• [ASSIGNED TASK] Each line of the data that includes "username" must be copied.

*** Opening DATA PROVIDED ***

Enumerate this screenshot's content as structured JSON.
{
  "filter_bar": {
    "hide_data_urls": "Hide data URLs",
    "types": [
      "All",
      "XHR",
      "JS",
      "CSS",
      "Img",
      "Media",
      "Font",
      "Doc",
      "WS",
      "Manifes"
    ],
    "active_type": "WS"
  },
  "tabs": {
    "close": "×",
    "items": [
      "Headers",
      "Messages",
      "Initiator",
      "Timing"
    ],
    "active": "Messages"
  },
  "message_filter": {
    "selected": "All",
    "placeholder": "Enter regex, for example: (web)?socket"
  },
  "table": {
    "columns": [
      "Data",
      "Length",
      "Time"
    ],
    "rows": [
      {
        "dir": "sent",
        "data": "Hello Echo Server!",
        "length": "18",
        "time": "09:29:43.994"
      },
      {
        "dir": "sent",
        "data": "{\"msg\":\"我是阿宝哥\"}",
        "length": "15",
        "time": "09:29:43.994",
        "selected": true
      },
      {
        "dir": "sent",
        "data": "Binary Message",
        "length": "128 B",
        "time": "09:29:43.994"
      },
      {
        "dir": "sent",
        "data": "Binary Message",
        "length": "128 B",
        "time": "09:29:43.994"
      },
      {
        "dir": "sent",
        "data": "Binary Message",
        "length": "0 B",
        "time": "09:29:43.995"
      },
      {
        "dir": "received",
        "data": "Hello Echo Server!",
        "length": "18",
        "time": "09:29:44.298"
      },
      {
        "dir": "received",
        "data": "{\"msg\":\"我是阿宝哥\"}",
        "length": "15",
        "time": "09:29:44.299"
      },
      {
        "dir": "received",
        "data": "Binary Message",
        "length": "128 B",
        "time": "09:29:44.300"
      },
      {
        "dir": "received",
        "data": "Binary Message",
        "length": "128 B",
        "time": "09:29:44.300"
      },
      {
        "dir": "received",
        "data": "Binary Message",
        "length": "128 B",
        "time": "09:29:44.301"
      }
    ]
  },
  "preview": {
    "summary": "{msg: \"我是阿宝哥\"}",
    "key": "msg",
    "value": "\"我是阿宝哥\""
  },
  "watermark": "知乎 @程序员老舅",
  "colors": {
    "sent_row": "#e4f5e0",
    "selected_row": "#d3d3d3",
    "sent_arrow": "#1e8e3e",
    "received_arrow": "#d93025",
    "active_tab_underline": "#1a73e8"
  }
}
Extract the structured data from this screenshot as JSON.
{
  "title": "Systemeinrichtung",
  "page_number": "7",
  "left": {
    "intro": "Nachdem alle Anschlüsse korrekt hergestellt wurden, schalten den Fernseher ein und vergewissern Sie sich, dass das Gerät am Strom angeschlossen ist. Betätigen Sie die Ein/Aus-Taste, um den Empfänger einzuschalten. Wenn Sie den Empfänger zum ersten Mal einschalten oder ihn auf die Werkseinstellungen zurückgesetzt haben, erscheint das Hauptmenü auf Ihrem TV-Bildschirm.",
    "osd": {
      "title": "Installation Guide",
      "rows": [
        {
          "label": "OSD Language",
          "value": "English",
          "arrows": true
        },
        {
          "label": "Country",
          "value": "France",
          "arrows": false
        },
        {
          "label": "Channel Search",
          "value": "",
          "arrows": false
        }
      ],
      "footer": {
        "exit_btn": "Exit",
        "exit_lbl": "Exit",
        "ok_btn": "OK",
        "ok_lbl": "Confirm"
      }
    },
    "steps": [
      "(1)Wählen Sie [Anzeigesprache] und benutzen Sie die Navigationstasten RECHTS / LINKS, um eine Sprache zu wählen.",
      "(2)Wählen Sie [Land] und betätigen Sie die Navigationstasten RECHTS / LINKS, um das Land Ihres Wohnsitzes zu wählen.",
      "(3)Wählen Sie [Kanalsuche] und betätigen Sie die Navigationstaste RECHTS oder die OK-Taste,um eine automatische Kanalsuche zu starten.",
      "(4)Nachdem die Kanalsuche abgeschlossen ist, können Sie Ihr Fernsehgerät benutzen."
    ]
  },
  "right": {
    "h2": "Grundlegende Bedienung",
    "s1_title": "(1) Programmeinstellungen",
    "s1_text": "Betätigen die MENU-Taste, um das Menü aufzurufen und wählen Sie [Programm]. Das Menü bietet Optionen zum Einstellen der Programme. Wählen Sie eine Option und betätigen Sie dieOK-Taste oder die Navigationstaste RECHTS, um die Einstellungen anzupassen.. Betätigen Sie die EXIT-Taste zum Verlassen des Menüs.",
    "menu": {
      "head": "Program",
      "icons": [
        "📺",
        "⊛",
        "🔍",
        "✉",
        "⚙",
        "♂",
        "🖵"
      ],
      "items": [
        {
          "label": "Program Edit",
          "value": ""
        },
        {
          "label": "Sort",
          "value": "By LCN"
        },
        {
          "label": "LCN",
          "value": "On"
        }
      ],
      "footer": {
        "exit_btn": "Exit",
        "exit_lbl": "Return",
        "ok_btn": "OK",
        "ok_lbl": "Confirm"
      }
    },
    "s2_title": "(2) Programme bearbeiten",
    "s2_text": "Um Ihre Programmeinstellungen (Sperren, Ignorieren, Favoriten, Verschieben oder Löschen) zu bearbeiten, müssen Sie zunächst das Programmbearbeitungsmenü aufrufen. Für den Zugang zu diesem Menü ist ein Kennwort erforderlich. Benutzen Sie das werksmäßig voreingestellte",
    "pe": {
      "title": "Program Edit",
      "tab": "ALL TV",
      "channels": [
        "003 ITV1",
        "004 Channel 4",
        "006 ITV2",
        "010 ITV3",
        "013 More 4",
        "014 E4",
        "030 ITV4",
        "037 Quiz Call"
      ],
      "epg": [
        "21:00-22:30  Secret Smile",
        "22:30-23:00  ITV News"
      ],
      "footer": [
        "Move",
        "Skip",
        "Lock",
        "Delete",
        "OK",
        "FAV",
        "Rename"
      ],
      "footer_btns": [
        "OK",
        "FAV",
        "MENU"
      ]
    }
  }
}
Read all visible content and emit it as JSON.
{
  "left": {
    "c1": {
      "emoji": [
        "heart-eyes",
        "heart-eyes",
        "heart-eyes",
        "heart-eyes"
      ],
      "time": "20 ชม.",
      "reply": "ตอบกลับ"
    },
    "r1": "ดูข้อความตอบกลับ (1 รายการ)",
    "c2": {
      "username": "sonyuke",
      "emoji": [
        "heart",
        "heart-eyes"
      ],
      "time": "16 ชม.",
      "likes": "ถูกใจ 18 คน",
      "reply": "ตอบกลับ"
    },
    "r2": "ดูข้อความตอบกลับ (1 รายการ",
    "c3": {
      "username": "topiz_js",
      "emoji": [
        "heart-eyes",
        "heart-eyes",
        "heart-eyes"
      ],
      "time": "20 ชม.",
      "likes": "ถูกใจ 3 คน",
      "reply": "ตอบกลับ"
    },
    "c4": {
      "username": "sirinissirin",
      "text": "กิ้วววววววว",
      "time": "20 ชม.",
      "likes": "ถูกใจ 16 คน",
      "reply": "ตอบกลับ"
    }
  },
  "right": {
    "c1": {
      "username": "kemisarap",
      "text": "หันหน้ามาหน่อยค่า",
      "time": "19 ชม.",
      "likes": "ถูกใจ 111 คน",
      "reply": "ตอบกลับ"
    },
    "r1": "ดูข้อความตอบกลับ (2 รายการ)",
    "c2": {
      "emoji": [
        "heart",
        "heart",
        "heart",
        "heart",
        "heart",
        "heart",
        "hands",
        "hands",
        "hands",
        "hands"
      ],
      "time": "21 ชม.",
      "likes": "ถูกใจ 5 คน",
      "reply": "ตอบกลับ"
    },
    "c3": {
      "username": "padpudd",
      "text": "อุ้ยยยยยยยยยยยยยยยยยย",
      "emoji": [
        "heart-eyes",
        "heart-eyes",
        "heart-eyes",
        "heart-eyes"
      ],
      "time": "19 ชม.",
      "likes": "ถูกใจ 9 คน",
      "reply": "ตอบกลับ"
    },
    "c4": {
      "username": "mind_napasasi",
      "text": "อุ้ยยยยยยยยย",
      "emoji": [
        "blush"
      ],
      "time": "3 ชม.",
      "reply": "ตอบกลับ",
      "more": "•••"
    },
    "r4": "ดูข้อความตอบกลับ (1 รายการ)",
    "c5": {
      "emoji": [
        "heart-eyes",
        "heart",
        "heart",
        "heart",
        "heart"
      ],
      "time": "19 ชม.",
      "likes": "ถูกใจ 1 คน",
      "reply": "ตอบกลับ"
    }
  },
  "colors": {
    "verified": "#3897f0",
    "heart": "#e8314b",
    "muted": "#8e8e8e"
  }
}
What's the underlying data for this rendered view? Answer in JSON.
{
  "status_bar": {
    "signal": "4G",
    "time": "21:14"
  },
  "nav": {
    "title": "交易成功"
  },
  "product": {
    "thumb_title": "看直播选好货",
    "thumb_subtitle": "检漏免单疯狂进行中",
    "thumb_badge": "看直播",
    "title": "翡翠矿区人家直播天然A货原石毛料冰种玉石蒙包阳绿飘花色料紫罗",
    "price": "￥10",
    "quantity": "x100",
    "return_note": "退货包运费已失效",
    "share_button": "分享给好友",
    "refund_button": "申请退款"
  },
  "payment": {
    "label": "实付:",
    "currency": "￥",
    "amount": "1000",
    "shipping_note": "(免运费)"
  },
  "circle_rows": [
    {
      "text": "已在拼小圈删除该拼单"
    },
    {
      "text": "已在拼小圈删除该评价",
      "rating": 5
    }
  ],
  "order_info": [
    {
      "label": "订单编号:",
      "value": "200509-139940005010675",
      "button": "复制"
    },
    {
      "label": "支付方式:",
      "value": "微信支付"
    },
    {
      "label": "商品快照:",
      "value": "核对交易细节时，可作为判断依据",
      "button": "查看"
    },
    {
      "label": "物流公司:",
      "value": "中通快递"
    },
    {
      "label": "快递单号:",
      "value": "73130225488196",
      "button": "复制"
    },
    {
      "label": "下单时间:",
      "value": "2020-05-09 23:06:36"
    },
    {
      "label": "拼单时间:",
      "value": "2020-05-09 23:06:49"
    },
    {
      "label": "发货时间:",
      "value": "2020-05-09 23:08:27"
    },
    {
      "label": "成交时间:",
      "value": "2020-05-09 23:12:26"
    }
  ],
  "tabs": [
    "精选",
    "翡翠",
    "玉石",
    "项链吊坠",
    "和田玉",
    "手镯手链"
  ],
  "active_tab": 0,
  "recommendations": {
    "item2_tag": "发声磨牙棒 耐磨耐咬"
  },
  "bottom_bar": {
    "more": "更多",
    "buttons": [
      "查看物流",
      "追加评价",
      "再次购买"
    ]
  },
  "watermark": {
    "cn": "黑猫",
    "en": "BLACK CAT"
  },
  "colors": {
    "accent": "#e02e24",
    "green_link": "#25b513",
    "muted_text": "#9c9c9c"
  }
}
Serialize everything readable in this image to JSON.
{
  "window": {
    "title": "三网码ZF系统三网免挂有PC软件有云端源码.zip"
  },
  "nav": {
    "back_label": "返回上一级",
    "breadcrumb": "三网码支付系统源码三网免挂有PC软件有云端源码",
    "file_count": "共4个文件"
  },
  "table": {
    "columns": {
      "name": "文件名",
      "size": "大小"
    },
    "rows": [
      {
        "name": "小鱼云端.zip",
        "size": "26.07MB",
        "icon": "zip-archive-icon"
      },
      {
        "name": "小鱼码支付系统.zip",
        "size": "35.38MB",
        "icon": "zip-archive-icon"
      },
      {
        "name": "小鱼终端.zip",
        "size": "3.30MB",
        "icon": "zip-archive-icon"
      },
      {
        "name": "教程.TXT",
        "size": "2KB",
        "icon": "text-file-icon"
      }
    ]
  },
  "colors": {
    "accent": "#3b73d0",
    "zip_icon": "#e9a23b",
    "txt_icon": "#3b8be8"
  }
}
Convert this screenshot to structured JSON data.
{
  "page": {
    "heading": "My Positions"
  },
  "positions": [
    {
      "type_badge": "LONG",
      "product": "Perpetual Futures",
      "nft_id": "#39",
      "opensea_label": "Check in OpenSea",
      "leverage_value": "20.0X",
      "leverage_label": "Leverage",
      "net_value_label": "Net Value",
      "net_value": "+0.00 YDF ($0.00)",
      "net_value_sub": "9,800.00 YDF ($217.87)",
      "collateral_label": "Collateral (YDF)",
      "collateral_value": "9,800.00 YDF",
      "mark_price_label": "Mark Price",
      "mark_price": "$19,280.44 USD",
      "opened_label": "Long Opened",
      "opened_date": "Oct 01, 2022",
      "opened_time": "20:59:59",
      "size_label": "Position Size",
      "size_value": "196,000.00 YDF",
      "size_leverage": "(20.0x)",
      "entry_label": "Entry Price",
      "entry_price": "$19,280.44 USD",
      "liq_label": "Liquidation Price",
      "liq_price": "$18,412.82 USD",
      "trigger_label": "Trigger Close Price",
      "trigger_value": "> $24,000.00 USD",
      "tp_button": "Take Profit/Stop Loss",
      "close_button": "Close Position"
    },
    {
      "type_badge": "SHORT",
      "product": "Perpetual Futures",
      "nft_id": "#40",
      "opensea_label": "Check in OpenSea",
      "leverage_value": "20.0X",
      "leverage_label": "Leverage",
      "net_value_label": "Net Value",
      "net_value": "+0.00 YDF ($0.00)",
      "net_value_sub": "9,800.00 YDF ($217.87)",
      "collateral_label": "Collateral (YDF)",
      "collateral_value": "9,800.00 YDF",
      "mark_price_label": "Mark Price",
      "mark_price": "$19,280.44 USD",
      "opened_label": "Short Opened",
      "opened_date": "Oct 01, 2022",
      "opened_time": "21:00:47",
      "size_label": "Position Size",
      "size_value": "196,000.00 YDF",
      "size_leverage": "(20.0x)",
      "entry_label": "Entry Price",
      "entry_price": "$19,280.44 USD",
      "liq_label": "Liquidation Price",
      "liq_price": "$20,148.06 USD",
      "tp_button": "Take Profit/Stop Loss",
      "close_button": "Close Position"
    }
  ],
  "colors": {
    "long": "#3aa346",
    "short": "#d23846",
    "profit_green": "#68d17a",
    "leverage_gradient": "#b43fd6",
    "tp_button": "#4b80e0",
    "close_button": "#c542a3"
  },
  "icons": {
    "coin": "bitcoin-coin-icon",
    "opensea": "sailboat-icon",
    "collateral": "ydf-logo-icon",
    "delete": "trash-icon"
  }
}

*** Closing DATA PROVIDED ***

• [RESULT OF THIS EXERCISE]
      "username": "sonyuke",
      "username": "topiz_js",
      "username": "sirinissirin",
      "username": "kemisarap",
      "username": "padpudd",
      "username": "mind_napasasi",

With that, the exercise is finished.